Travis Barker's family thanks fans for 'love and prayers' amid hospitalization

·Editor, Yahoo Entertainment
·2 min read

Travis Barker's family has shared new updates amid his hospitalization with pancreatitis.

The Blink-182 drummer's 16-year-old daughter, Alabama, shared a new photo of him since his diagnosis — an inflammation of the pancreas — was made public on Wednesday.

"Thank you guys for all of the prayers and love," she wrote on Instagram along with a photo of their hands side by side. "I appreciate you and love all of you."

(Screenshot: Alabama Barker via Instagram)
(Screenshot: Alabama Barker via Instagram)

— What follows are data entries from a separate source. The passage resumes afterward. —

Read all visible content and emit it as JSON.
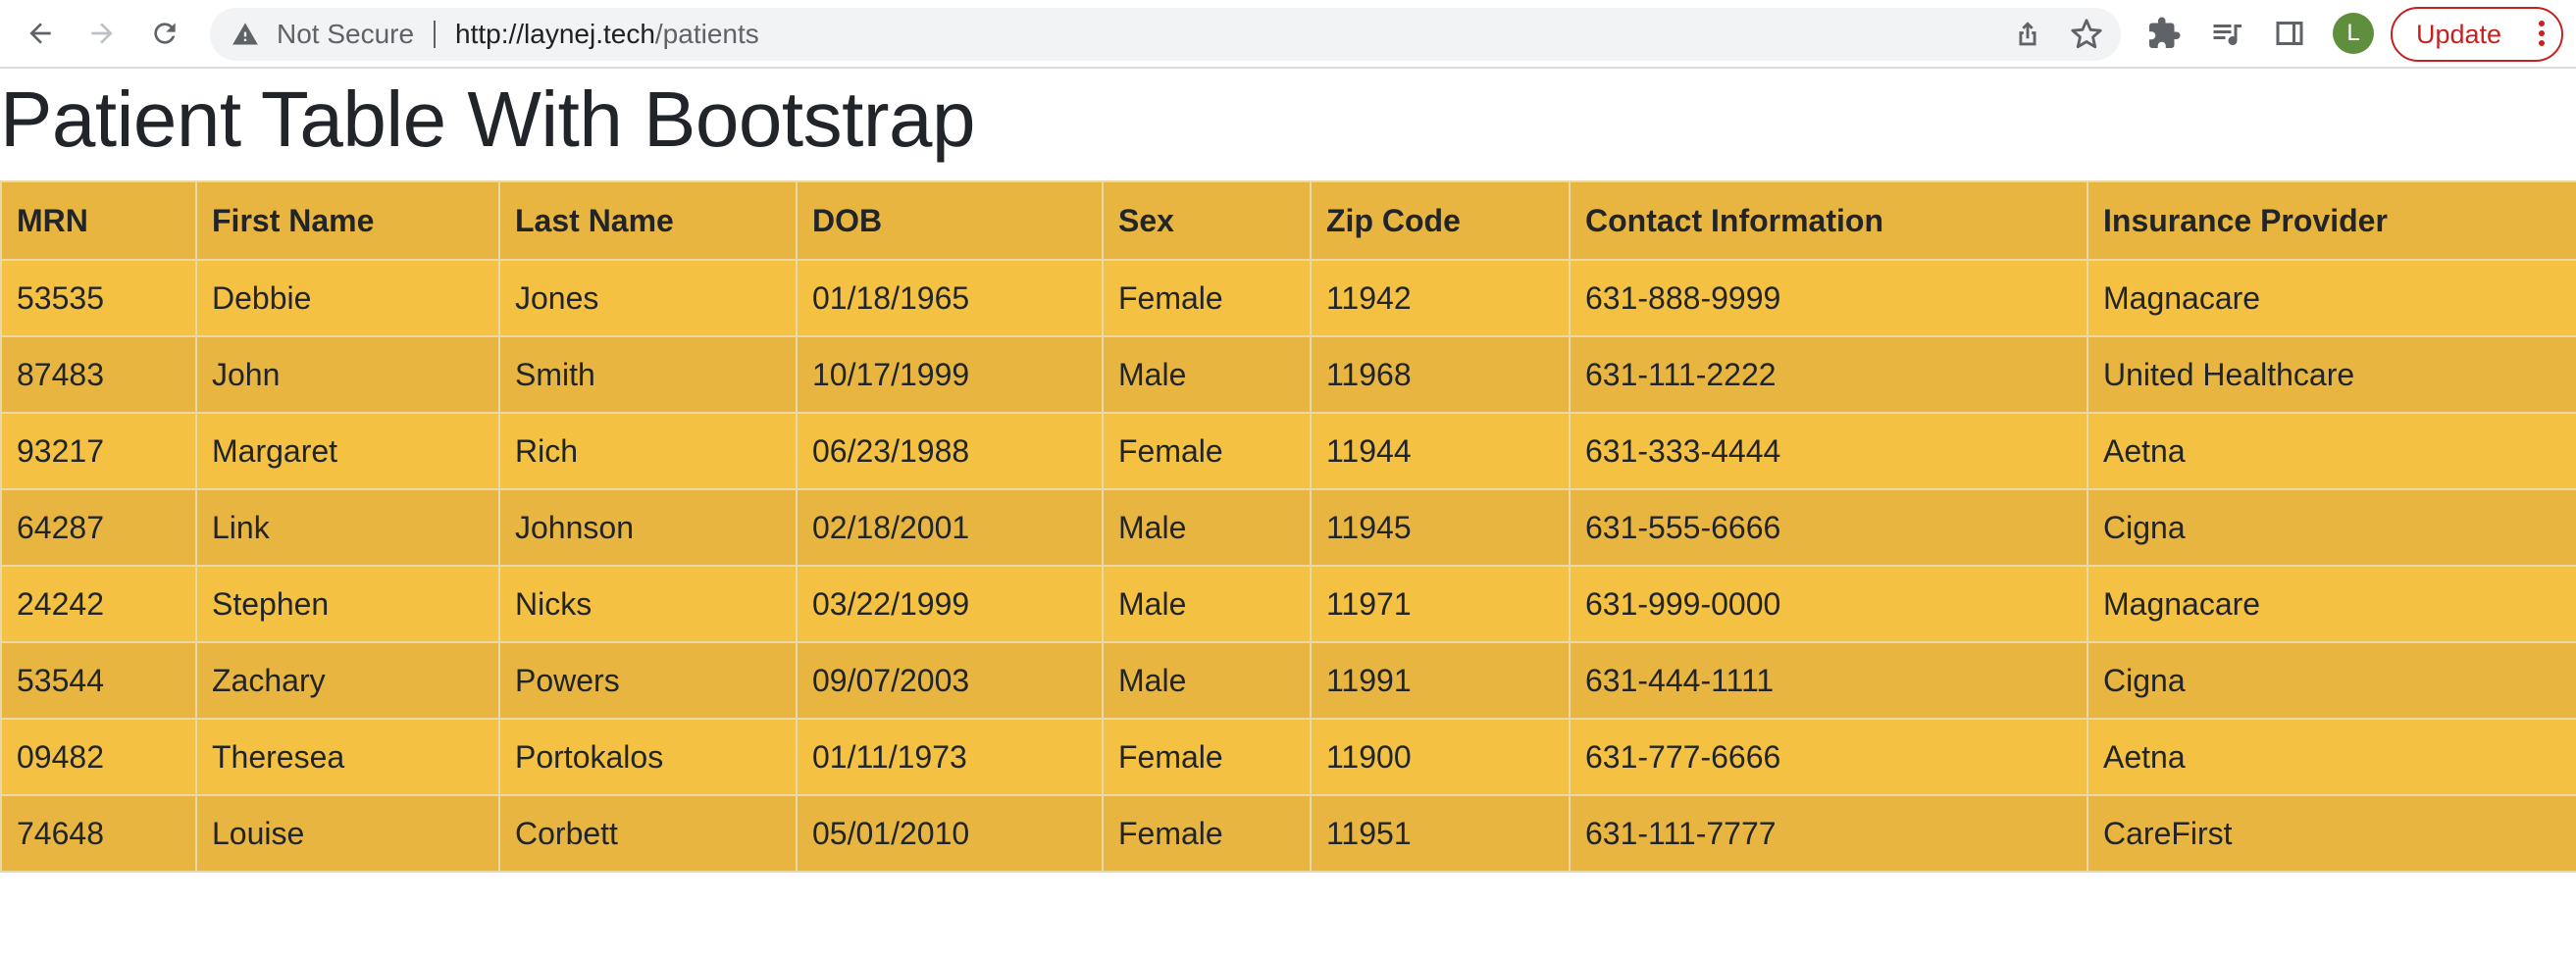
{
  "browser": {
    "security_label": "Not Secure",
    "url_host": "http://laynej.tech",
    "url_path": "/patients",
    "avatar_letter": "L",
    "update_label": "Update"
  },
  "page": {
    "title": "Patient Table With Bootstrap"
  },
  "table": {
    "headers": [
      "MRN",
      "First Name",
      "Last Name",
      "DOB",
      "Sex",
      "Zip Code",
      "Contact Information",
      "Insurance Provider"
    ],
    "rows": [
      [
        "53535",
        "Debbie",
        "Jones",
        "01/18/1965",
        "Female",
        "11942",
        "631-888-9999",
        "Magnacare"
      ],
      [
        "87483",
        "John",
        "Smith",
        "10/17/1999",
        "Male",
        "11968",
        "631-111-2222",
        "United Healthcare"
      ],
      [
        "93217",
        "Margaret",
        "Rich",
        "06/23/1988",
        "Female",
        "11944",
        "631-333-4444",
        "Aetna"
      ],
      [
        "64287",
        "Link",
        "Johnson",
        "02/18/2001",
        "Male",
        "11945",
        "631-555-6666",
        "Cigna"
      ],
      [
        "24242",
        "Stephen",
        "Nicks",
        "03/22/1999",
        "Male",
        "11971",
        "631-999-0000",
        "Magnacare"
      ],
      [
        "53544",
        "Zachary",
        "Powers",
        "09/07/2003",
        "Male",
        "11991",
        "631-444-1111",
        "Cigna"
      ],
      [
        "09482",
        "Theresea",
        "Portokalos",
        "01/11/1973",
        "Female",
        "11900",
        "631-777-6666",
        "Aetna"
      ],
      [
        "74648",
        "Louise",
        "Corbett",
        "05/01/2010",
        "Female",
        "11951",
        "631-111-7777",
        "CareFirst"
      ]
    ]
  },
  "colors": {
    "row_light": "#f4c143",
    "row_dark": "#e8b640",
    "update_accent": "#c5221f",
    "avatar_bg": "#5f8f3c"
  }
}
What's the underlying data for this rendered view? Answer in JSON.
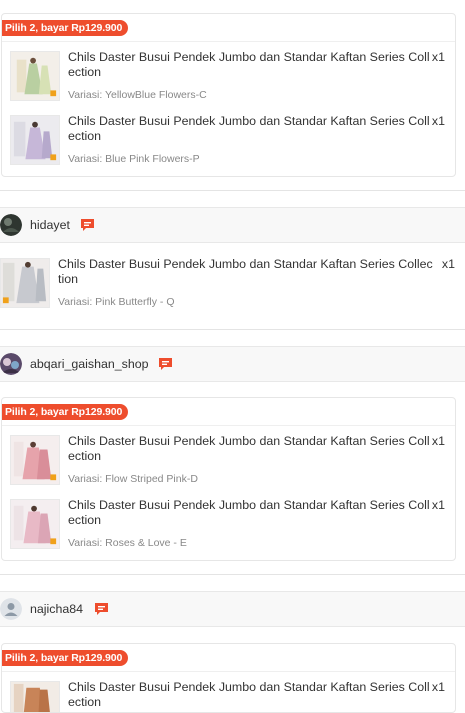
{
  "colors": {
    "accent": "#ee4d2d",
    "text": "#333333",
    "muted": "#888888"
  },
  "groups": [
    {
      "bundle_label": "Pilih 2, bayar Rp129.900",
      "products": [
        {
          "title": "Chils Daster Busui Pendek Jumbo dan Standar Kaftan Series Collection",
          "qty": "x1",
          "variant": "Variasi: YellowBlue Flowers-C"
        },
        {
          "title": "Chils Daster Busui Pendek Jumbo dan Standar Kaftan Series Collection",
          "qty": "x1",
          "variant": "Variasi: Blue Pink Flowers-P"
        }
      ]
    },
    {
      "shop": {
        "name": "hidayet",
        "avatar_icon": "dark-avatar-icon",
        "chat_icon": "chat-icon"
      },
      "products": [
        {
          "title": "Chils Daster Busui Pendek Jumbo dan Standar Kaftan Series Collection",
          "qty": "x1",
          "variant": "Variasi: Pink Butterfly - Q"
        }
      ]
    },
    {
      "shop": {
        "name": "abqari_gaishan_shop",
        "avatar_icon": "photo-avatar-icon",
        "chat_icon": "chat-icon"
      },
      "bundle_label": "Pilih 2, bayar Rp129.900",
      "products": [
        {
          "title": "Chils Daster Busui Pendek Jumbo dan Standar Kaftan Series Collection",
          "qty": "x1",
          "variant": "Variasi: Flow Striped Pink-D"
        },
        {
          "title": "Chils Daster Busui Pendek Jumbo dan Standar Kaftan Series Collection",
          "qty": "x1",
          "variant": "Variasi: Roses & Love - E"
        }
      ]
    },
    {
      "shop": {
        "name": "najicha84",
        "avatar_icon": "default-user-avatar-icon",
        "chat_icon": "chat-icon"
      },
      "bundle_label": "Pilih 2, bayar Rp129.900",
      "products": [
        {
          "title": "Chils Daster Busui Pendek Jumbo dan Standar Kaftan Series Collection",
          "qty": "x1",
          "variant": ""
        }
      ]
    }
  ]
}
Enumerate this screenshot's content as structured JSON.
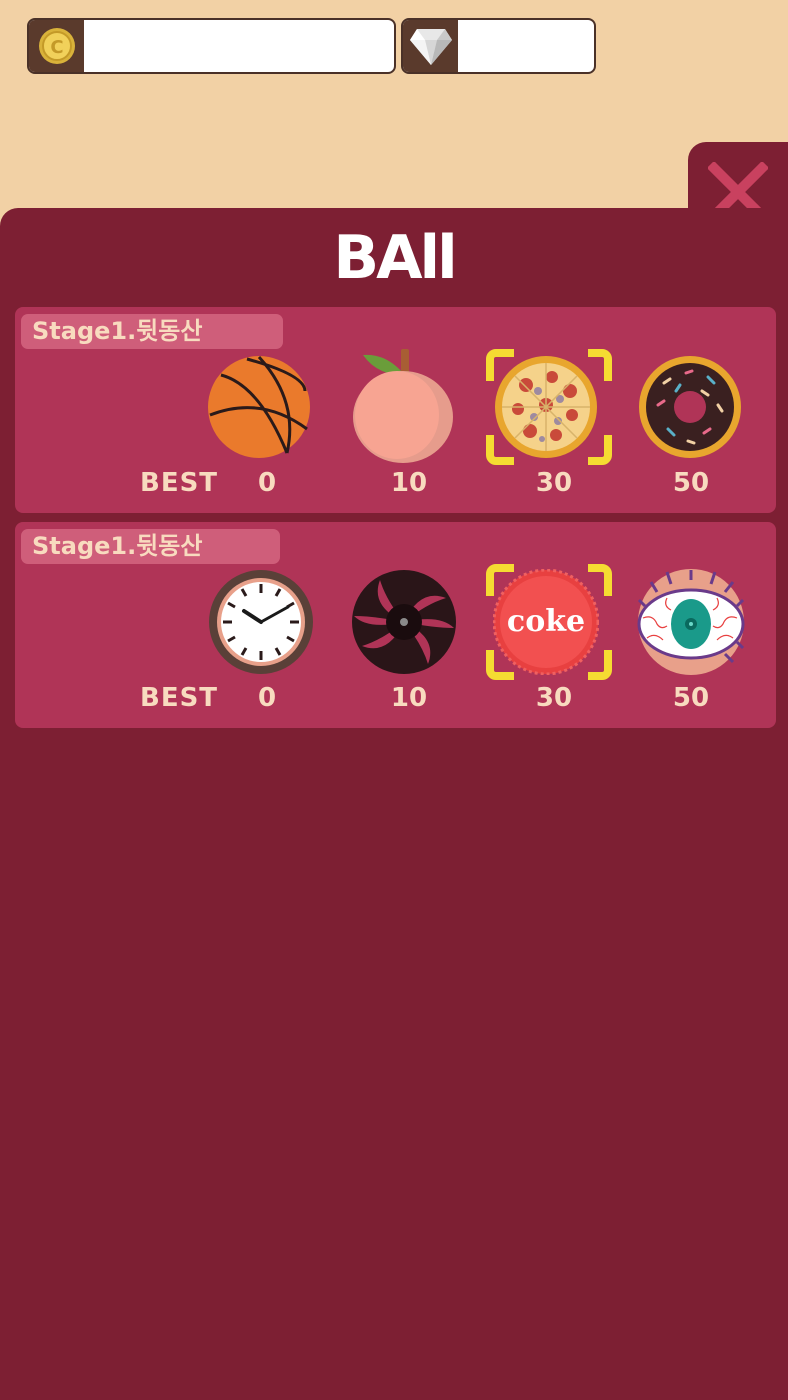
{
  "currency": {
    "coins": "",
    "gems": ""
  },
  "panel": {
    "title": "BAll"
  },
  "stages": [
    {
      "name": "Stage1.뒷동산",
      "best_label": "BEST",
      "selected_index": 2,
      "balls": [
        {
          "icon": "basketball-icon",
          "score": "0"
        },
        {
          "icon": "peach-icon",
          "score": "10"
        },
        {
          "icon": "pizza-icon",
          "score": "30"
        },
        {
          "icon": "donut-icon",
          "score": "50"
        }
      ]
    },
    {
      "name": "Stage1.뒷동산",
      "best_label": "BEST",
      "selected_index": 2,
      "balls": [
        {
          "icon": "clock-icon",
          "score": "0"
        },
        {
          "icon": "black-hole-icon",
          "score": "10"
        },
        {
          "icon": "coke-cap-icon",
          "score": "30",
          "text": "coke"
        },
        {
          "icon": "eyeball-icon",
          "score": "50"
        }
      ]
    }
  ],
  "colors": {
    "background": "#f2d1a5",
    "panel": "#7d1f33",
    "card": "#b03457",
    "label_text": "#f8dbbf",
    "selector": "#f5dc32"
  }
}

It's unclear when the photo was taken as Travis isn't wearing a hospital gown. A previous photo Alabama — whose mom is Shanna Moakler — posted to TikTok showed her dad in a hospital bed. A rep for the musician hasn't responded to Yahoo Entertainment's request for comment.

Travis's stepdaughter Atiana De La Hoya, 23, also shared an update on Instagram.

"Thank you for the outpouring of love and prayers sent our way at this time. It is heard, felt and appreciated," wrote Atiana, who's the daughter of Moakler and boxer Oscar De La Hoya.

(Screenshot: Atiana De La Hoya via Instagram)
(Screenshot: Atiana De La Hoya via Instagram)

Travis, 46, has been at Cedars-Sinai Medical Center in L.A. since Tuesday. Kardashian, whom he married in May, has been comforting him.

"Kourtney won't leave his side," a source told People magazine.

Kardashian was "worried" Tuesday when Travis was wheeled into the hospital on a stretcher. "They both were. Travis was suffering from extreme stomach pain and could barely walk."

The insider said he's "getting the best care at Cedars" with his doctors focusing on pain management while determining the extent of his condition and coming up with a modified diet for him.

According to Johns Hopkins, pancreatitis may be sudden (acute) or ongoing (chronic). Symptoms range from severe belly pain that can spread to the back or chest, nausea, vomiting, fever and rapid heart rate, among others. It can cause serious problems or be deadly in the most severe cases.

In the more manageable cases, a patient is typically in the hospital for a few days, given IV (intravenous) fluids, given pain medicine and medicines that fight bacterial infections (antibiotics). If it's mild, patients can consume clear liquids or a low-fat diet. If severe, a patient may not be able to eat or drink for several days to let the pancreas — which makes enzymes that help break down food — rest.